MATERIAL PROVIDED:

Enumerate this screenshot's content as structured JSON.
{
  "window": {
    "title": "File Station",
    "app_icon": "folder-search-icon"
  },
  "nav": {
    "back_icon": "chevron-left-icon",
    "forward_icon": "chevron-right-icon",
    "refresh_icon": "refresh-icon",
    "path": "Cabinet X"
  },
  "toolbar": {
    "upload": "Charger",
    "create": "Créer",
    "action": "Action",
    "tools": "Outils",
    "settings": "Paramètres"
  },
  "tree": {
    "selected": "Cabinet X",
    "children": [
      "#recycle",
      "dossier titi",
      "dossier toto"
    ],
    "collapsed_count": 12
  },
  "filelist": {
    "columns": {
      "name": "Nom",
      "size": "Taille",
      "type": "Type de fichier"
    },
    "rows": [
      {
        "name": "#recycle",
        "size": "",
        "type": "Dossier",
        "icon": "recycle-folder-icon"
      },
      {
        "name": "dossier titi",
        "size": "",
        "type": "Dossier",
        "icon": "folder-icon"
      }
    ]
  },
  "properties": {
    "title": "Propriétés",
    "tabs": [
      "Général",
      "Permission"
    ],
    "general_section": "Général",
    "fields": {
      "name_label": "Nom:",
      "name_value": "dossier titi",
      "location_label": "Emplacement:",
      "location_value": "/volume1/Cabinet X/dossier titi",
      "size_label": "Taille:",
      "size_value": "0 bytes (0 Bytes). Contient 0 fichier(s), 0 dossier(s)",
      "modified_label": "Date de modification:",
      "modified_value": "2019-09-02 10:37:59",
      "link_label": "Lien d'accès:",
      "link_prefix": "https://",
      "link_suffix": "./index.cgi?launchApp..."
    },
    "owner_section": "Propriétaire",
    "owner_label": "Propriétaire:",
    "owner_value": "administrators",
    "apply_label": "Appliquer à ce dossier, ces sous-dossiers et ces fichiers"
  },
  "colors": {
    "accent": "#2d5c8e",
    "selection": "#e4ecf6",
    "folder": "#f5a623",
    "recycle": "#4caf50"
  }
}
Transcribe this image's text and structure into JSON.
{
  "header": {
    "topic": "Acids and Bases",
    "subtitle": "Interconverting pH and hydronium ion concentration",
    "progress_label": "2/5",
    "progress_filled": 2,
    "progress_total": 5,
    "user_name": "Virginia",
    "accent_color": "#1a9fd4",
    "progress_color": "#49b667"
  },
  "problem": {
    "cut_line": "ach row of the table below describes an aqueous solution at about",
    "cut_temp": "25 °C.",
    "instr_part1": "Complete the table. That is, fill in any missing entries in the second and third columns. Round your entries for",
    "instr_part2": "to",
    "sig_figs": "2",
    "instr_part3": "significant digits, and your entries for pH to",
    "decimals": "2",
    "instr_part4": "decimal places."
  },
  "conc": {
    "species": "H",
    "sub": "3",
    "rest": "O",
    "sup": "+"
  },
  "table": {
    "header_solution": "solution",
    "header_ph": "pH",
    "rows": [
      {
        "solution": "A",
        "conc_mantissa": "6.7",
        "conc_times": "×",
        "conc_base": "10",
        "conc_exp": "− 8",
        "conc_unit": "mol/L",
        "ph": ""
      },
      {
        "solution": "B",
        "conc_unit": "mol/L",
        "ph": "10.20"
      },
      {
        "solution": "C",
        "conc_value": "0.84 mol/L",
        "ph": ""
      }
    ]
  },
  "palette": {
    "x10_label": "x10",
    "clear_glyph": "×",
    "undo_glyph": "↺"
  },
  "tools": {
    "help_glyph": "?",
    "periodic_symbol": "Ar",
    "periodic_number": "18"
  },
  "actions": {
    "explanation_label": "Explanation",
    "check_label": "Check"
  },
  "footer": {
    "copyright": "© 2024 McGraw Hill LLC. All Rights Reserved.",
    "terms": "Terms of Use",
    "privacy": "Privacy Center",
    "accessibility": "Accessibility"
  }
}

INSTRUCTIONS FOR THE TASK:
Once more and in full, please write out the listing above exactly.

ANSWER:
Enumerate this screenshot's content as structured JSON.
{
  "window": {
    "title": "File Station",
    "app_icon": "folder-search-icon"
  },
  "nav": {
    "back_icon": "chevron-left-icon",
    "forward_icon": "chevron-right-icon",
    "refresh_icon": "refresh-icon",
    "path": "Cabinet X"
  },
  "toolbar": {
    "upload": "Charger",
    "create": "Créer",
    "action": "Action",
    "tools": "Outils",
    "settings": "Paramètres"
  },
  "tree": {
    "selected": "Cabinet X",
    "children": [
      "#recycle",
      "dossier titi",
      "dossier toto"
    ],
    "collapsed_count": 12
  },
  "filelist": {
    "columns": {
      "name": "Nom",
      "size": "Taille",
      "type": "Type de fichier"
    },
    "rows": [
      {
        "name": "#recycle",
        "size": "",
        "type": "Dossier",
        "icon": "recycle-folder-icon"
      },
      {
        "name": "dossier titi",
        "size": "",
        "type": "Dossier",
        "icon": "folder-icon"
      }
    ]
  },
  "properties": {
    "title": "Propriétés",
    "tabs": [
      "Général",
      "Permission"
    ],
    "general_section": "Général",
    "fields": {
      "name_label": "Nom:",
      "name_value": "dossier titi",
      "location_label": "Emplacement:",
      "location_value": "/volume1/Cabinet X/dossier titi",
      "size_label": "Taille:",
      "size_value": "0 bytes (0 Bytes). Contient 0 fichier(s), 0 dossier(s)",
      "modified_label": "Date de modification:",
      "modified_value": "2019-09-02 10:37:59",
      "link_label": "Lien d'accès:",
      "link_prefix": "https://",
      "link_suffix": "./index.cgi?launchApp..."
    },
    "owner_section": "Propriétaire",
    "owner_label": "Propriétaire:",
    "owner_value": "administrators",
    "apply_label": "Appliquer à ce dossier, ces sous-dossiers et ces fichiers"
  },
  "colors": {
    "accent": "#2d5c8e",
    "selection": "#e4ecf6",
    "folder": "#f5a623",
    "recycle": "#4caf50"
  }
}
Transcribe this image's text and structure into JSON.
{
  "header": {
    "topic": "Acids and Bases",
    "subtitle": "Interconverting pH and hydronium ion concentration",
    "progress_label": "2/5",
    "progress_filled": 2,
    "progress_total": 5,
    "user_name": "Virginia",
    "accent_color": "#1a9fd4",
    "progress_color": "#49b667"
  },
  "problem": {
    "cut_line": "ach row of the table below describes an aqueous solution at about",
    "cut_temp": "25 °C.",
    "instr_part1": "Complete the table. That is, fill in any missing entries in the second and third columns. Round your entries for",
    "instr_part2": "to",
    "sig_figs": "2",
    "instr_part3": "significant digits, and your entries for pH to",
    "decimals": "2",
    "instr_part4": "decimal places."
  },
  "conc": {
    "species": "H",
    "sub": "3",
    "rest": "O",
    "sup": "+"
  },
  "table": {
    "header_solution": "solution",
    "header_ph": "pH",
    "rows": [
      {
        "solution": "A",
        "conc_mantissa": "6.7",
        "conc_times": "×",
        "conc_base": "10",
        "conc_exp": "− 8",
        "conc_unit": "mol/L",
        "ph": ""
      },
      {
        "solution": "B",
        "conc_unit": "mol/L",
        "ph": "10.20"
      },
      {
        "solution": "C",
        "conc_value": "0.84 mol/L",
        "ph": ""
      }
    ]
  },
  "palette": {
    "x10_label": "x10",
    "clear_glyph": "×",
    "undo_glyph": "↺"
  },
  "tools": {
    "help_glyph": "?",
    "periodic_symbol": "Ar",
    "periodic_number": "18"
  },
  "actions": {
    "explanation_label": "Explanation",
    "check_label": "Check"
  },
  "footer": {
    "copyright": "© 2024 McGraw Hill LLC. All Rights Reserved.",
    "terms": "Terms of Use",
    "privacy": "Privacy Center",
    "accessibility": "Accessibility"
  }
}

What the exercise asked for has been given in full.